Pauline Broomhead is the founding CEO of the Foundation for Social Improvement (FSI), a charity she set up with fellow co-founder Emma Harrison in a bid to support small charities with the best learning opportunities to help them secure a sustainable future.
Pauline is passionate about upskilling small charities, ensuring they have the necessary resources to govern well, build long term sustainability and inspire support through the impact of their work. Pauline’s career has seen her work on campaigns with many of the most high-profile charities in the UK and abroad. Throughout her career, she has garnered a reputation for strategic thinking, relationship management and an undeniable commitment to the sector.
Today, Pauline uses this experience to manage her team at the FSI and deliver training, development and consultancy services all over the UK. Pauline has also encouraged the FSI to grow its policy arm, via the Small Charity Index research, which continually surveys small charities and publishes the results for everyone to use.
In its 10 years, the FSI has helped thousands of small charities improve their operations and maximise fundraising opportunities in order to deliver and diversify the services offered to their communities.
It is this spirit of building better communities and sharing knowledge that motivates Pauline and her team to run Small Charity Week each year – to encourage collaboration in the sector and to celebrate all the hard work of small charities across the UK.
1- In no more than three sentences, please explain what you do
Most of my time is spent on working out how we can amplify the voices of small charities whether that be around the challenges they face or their need for increased resource and support.
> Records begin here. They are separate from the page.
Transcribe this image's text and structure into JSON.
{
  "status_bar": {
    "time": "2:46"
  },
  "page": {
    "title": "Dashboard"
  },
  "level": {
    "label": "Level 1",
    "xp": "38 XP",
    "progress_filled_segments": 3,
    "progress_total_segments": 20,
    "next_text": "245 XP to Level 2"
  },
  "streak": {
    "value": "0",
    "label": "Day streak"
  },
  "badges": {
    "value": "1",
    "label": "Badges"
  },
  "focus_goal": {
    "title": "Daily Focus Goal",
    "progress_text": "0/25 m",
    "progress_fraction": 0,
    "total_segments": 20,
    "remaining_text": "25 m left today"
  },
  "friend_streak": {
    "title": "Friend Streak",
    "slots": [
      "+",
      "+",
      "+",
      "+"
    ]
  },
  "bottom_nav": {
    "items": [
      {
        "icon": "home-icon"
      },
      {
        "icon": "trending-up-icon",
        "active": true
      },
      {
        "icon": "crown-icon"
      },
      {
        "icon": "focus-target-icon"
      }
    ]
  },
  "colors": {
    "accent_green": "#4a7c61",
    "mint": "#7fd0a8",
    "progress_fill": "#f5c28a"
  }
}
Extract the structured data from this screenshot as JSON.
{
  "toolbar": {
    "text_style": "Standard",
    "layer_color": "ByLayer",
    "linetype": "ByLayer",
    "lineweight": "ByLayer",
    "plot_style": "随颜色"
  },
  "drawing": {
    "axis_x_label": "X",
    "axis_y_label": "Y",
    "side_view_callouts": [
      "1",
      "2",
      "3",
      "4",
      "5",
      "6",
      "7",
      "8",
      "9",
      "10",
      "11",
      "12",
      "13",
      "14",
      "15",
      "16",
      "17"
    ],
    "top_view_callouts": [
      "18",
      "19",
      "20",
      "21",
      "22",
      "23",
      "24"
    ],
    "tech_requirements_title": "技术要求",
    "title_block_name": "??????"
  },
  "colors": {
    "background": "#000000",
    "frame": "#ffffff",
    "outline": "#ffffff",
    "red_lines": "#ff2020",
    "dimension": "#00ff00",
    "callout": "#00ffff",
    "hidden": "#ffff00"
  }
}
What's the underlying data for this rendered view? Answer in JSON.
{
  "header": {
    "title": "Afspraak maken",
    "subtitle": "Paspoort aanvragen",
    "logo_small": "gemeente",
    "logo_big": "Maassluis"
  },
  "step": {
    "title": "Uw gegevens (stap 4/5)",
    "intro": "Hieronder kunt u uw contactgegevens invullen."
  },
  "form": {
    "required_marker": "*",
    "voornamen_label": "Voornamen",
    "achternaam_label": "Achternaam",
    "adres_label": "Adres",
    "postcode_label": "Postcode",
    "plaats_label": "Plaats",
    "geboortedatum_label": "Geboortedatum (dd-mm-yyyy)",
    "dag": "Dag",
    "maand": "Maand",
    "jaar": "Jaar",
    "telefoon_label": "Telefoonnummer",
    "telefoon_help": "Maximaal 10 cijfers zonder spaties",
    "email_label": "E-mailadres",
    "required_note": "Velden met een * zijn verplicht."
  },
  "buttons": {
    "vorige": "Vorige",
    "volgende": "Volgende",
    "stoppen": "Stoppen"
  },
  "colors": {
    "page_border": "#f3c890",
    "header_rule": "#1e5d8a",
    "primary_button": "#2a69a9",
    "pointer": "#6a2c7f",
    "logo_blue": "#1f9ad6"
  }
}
I try to see how I can use the FSI’s resources to get more for small charities, for instance when we are in Glasgow Training, can I use that opportunity to engage with local commissioners or funders, inviting them along to meet local charities, so creating the environment that might start or build relationships. The rest of my time is thinking about ‘what’s next’ not just for the FSI but for small charities, surveying what’s going on and asking questions of our members to see how things are affecting them and then working out how I can adapt or change our services to better meet their needs.
2- Who inspires you?
That would have to be small charities, I get to meet some of the most dedicated, passionate, innovative, and creative people who each an everyday make a difference in their local communities and when things get tough I think of just how tough it is for them and carry on. I really admire honesty, integrity, selflessness and fighting for what you believe in so if you asked my family who I admired I think they might say Nelson Mandela but also women who without any resources stand up and force change like Rosa Parks. In real life I remember meeting two young people who were heading off to Sri Lanka to start a charity after honeymooning there and seeing the educational injustice that children living on tea plantations faced – they saw an injustice and decided to take action – out of that came the Tealeaf Trust and today some 7 years on hundreds of children on tea plantations in Sri Lanka are better educated – what could be more inspiring….
3- What is the biggest change you want to see in the world?
I’d really like to see each of us reaching our true potential, being the best we can be for ourselves and for those whose lives we touch. Alongside a wider recognition that difference is awesome, that difference delivers benefits and engenders understanding and that difference doesn’t necessarily mean different.
4- What would you like to be remembered for?
Being passionate about making a difference but honestly I’m not sure in the grand scheme of things anything big, perhaps just remembered by anyone whose I shared a path along the way would be great.
5- What is the most interesting new idea you’ve come across in the past year?
I don’t suppose one big idea has really interested me over the past year but what I find incredibly exciting is the desire to embrace a concept that is growing across the whole of society to ‘own less’ and to ‘share more’. From the clothes you no longer want, to the household goods that are no longer of use to you but could be of use to someone else, even to the concept of sharing your home as so many people put their hands up to help out refugees looking for a place to stay. We are by no means all the way there yet but it seems to me that we are becoming more open to the idea of sharing. Let’s hope that as we progress we will be less excited by ownership and more excited about how we can share with those around us and around the world in ways that are also open to all.
6- Finally, how can people engage with your work if they’d like to learn more/help?
Absolutely any small charity registered in the UK (either through the Charity Commission or through HMRC) has access to our entire range of services for free, whether that’s getting one hour’s advice or coming along to a conference or a training day near you. Becoming a member of the FSI, which is also free, gains you access to over £2.5 million of free support services each year – it’s up to you how you use the support we offer so dip in to one training in a town near you or take part in Small Charity Week celebrating amazing small charities or have your say through input into the Small Charity Index – whatever relationship you want with the FSI is your choice – we are just here to give support when you need it.